What’s really interesting is that once you give people the option of adjusting the building temperature, they leave the setting at 22°C, summer and winter. Before air-conditioning, people found ways to be comfortable at much lower temperatures in winter and considerably higher temperatures in summer. People also adapted to changing temperatures. That’s why people who live routinely in a tropical climate feel comfortable at a temperature of about 28°C whereas people in temperate climates tend to feel comfortable at about 24° C. People who live in cold climates routinely can feel quite comfortable at indoor temperatures of 15° C.

What makes it more complicated is that air-conditioning systems in modern offices and hotels are extremely difficult to adjust. Once technicians have set up the system to operate at around 22° C, no one wants to try and adjust the temperature up or down.
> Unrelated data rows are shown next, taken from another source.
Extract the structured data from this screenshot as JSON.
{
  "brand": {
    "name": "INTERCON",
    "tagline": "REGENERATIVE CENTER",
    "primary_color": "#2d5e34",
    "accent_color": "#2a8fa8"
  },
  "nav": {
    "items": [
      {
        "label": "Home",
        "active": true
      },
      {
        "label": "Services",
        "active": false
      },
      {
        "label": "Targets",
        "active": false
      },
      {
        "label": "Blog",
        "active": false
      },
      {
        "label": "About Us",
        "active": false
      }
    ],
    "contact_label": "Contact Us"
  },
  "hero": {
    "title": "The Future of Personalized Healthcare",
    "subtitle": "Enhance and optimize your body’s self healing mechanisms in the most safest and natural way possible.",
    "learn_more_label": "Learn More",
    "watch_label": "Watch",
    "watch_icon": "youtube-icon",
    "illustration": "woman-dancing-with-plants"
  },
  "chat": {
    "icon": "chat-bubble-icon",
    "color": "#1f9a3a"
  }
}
It’s just too difficult.

It’s easy enough to adjust the thermostat in a particular hotel room with the doors closed. But it’s much more difficult in an open plan offices where doors are open and closed at different times through the day, people come and go, and machines like computers churn out heat.

Close Comfort

Question 5: What are the benefits for close comfort’s customers and how can they find out more about your solutions?

Probably the biggest benefit for people in Singapore and Australia is convenience. Close Comfort offers cool fresh air wherever you need it. You just plug it into the nearest power point, open the flaps and away you go, in seconds. You don’t need to be close to a window to install the big pipes that come with traditional portable air conditioners.

You can even use it with the doors and windows open so that you live in healthy fresh air all the time. There’s no need for that split air-conditioner which just recirculates stale room air, with carbon dioxide and volatile organic compounds steadily accumulating.

Unquestionably, saving on electricity bills is a big benefit from using Close Comfort. Typically in Singapore and Australia, electricity usage will be cut by at least 75 percent while you use it. You can keep your split system air conditioner for cooling a crowd when you need it. The rest of the time you can happily use Close Comfort to keep comfortable.

Another big advantage of Close Comfort is that it is quiet. It’s no more noisy than a typical electric fan. That means it’s easy to sleep with, unlike traditional portable air conditioners with those ugly big pipes.

Another great advantage is that it is so easy to carry and move around. Traditional so-called “portable” air-conditioners with big pipes weigh 35 to 40 kg. I don’t know why people call them portable!

Health, convenience, economy… And sustainability.

With Close Comfort you know you are reducing your environmental footprint as much as possible. It makes you feel better.

Many of our customers have also reported significant health benefits. We are just a small start-up company so we don’t have the budget for scientifically controlled trials: we have to rely on what our customers tell us. Many have told us that they breathe easier, suffer less from dehydration and skin irritations, and wake feeling healthier in the morning.

As you would know, the sick building syndrome associated with traditional air-conditioning is no joke. Close Comfort avoids all the characteristics that make sick building syndrome a real problem for office workers. That’s why it’s an ideal companion for working at home.

Images shared by Close Comfort.